In a talk based on his Truthdig piece "American Anomie," Chris Hedges delves into the "deep psychological distress" Americans were plunged into as meaningful communal bonds were shattered by corporate elites. Calling on Emile Durkheim's sociological concept of "anomie" or "ruleless-ness," the Pulitzer Prize-winner explains,
Societies are held together by a web of social bonds that give individuals a sense of being part of a collective and engaged in a project larger than the self. This collective expresses itself through rituals, such as elections and democratic participation or an appeal to patriotism, and shared national beliefs. The bonds provide meaning, a sense of purpose, status and dignity. They offer psychological protection from impending mortality and the meaninglessness that comes with being isolated and alone. The shattering of these bonds plunges individuals into deep psychological distress that leads ultimately to acts of self-annihilation. Durkheim called this state of hopelessness and despair anomie, which he defined as “ruleless-ness.”
Ruleless-ness means the norms that govern a society and create a sense of organic solidarity no longer function. The belief, for example, that if we work hard, obey the law and get a good education we can achieve stable employment, social status and mobility along with financial security becomes a lie. The old rules, imperfect and often untrue for poor people of color, nevertheless were not a complete fiction in the United States. They offered some Americans—especially those from the white working and middle class—modest social and economic advancement.
But the capture of political and economic power by the corporate elites, along with the redirecting of all institutions toward the further consolidation of their power and wealth, has broken the social bonds that held the American society together. This rupture has unleashed a widespread malaise Durkheim would have recognized. ...
The reconfiguring of American society into an oligarchy and the collapse of our democratic institutions have left most of the population disempowered. The elites, predatory by nature, have discarded all restraint. “The state of disorganization, or anomie, is thus reinforced by the fact that passions are less disciplined at the very time when they need stronger discipline,” Durkheim noted of the avarice of the rich.
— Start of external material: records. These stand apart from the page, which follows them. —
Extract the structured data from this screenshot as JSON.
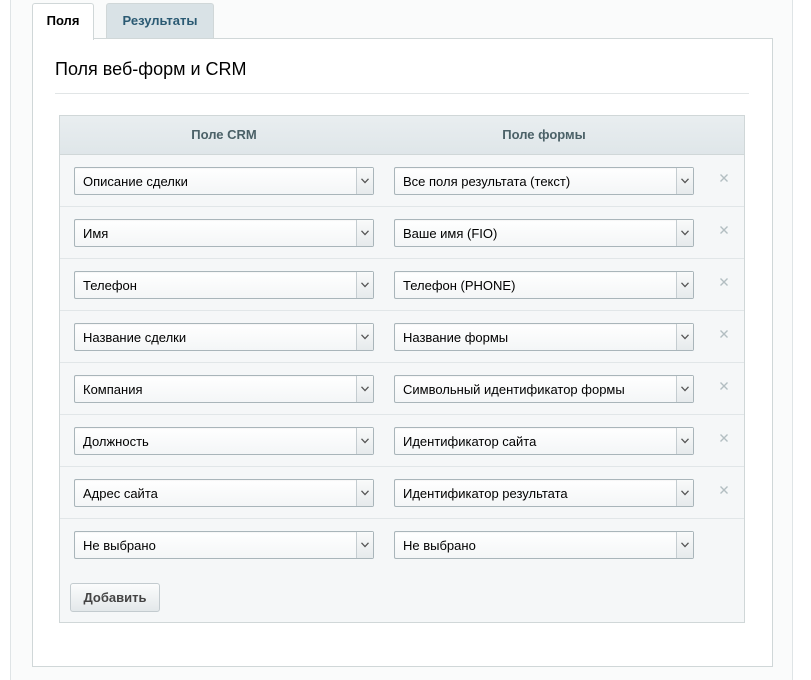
{
  "tabs": [
    {
      "label": "Поля",
      "active": true
    },
    {
      "label": "Результаты",
      "active": false
    }
  ],
  "panel": {
    "title": "Поля веб-форм и CRM"
  },
  "grid": {
    "columns": {
      "crm": "Поле CRM",
      "form": "Поле формы"
    },
    "rows": [
      {
        "crm": "Описание сделки",
        "form": "Все поля результата (текст)",
        "removable": true
      },
      {
        "crm": "Имя",
        "form": "Ваше имя (FIO)",
        "removable": true
      },
      {
        "crm": "Телефон",
        "form": "Телефон (PHONE)",
        "removable": true
      },
      {
        "crm": "Название сделки",
        "form": "Название формы",
        "removable": true
      },
      {
        "crm": "Компания",
        "form": "Символьный идентификатор формы",
        "removable": true
      },
      {
        "crm": "Должность",
        "form": "Идентификатор сайта",
        "removable": true
      },
      {
        "crm": "Адрес сайта",
        "form": "Идентификатор результата",
        "removable": true
      },
      {
        "crm": "Не выбрано",
        "form": "Не выбрано",
        "removable": false
      }
    ],
    "add_label": "Добавить"
  },
  "icons": {
    "remove": "close-icon",
    "dropdown": "chevron-down-icon"
  },
  "colors": {
    "inactive_tab_bg": "#d9e2e6",
    "inactive_tab_text": "#2b5a73",
    "header_text": "#4b6167",
    "remove_icon": "#b3bec2"
  }
}
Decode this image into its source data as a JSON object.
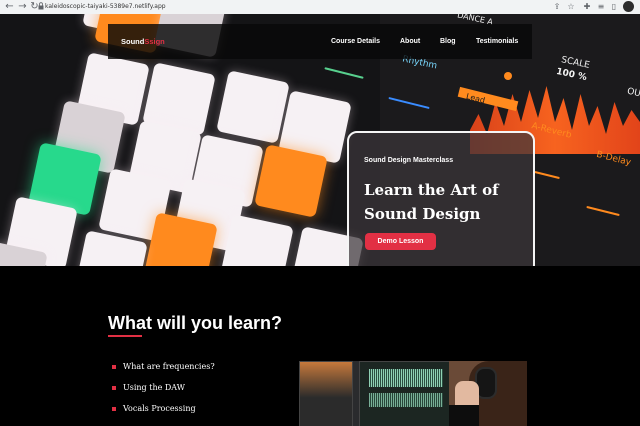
{
  "browser": {
    "url": "kaleidoscopic-taiyaki-5389e7.netlify.app",
    "back_icon": "arrow-left-icon",
    "forward_icon": "arrow-right-icon",
    "reload_icon": "reload-icon",
    "toolbar_icons": [
      "share-icon",
      "star-icon",
      "extensions-icon",
      "cast-icon",
      "sidebar-icon",
      "profile-icon"
    ]
  },
  "nav": {
    "brand_main": "Sound",
    "brand_accent": "Ssign",
    "links": [
      "Course Details",
      "About",
      "Blog",
      "Testimonials"
    ]
  },
  "hero": {
    "background_labels": [
      "Rhythm",
      "SCALE",
      "100 %",
      "Lead",
      "A-Reverb",
      "B-Delay",
      "OU",
      "DANCE A"
    ],
    "kicker": "Sound Design Masterclass",
    "title": "Learn the Art of Sound Design",
    "cta_label": "Demo Lesson"
  },
  "section": {
    "title": "What will you learn?",
    "items": [
      "What are frequencies?",
      "Using the DAW",
      "Vocals Processing"
    ]
  },
  "colors": {
    "accent": "#e23044",
    "background": "#000000",
    "card_border": "#f5f5f5"
  }
}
Hedges' recent talk at The Sanctuary for Independent Media in Troy, New York, which you can watch in full in the video player above, expands on these ideas, including the grave warning that "if we do not restore the social bonds shattered by predatory corporate capitalism, when the next financial crisis arrives—and it will arrive—this collective anomie will explode."
— Posted by Natasha Hakimi Zapata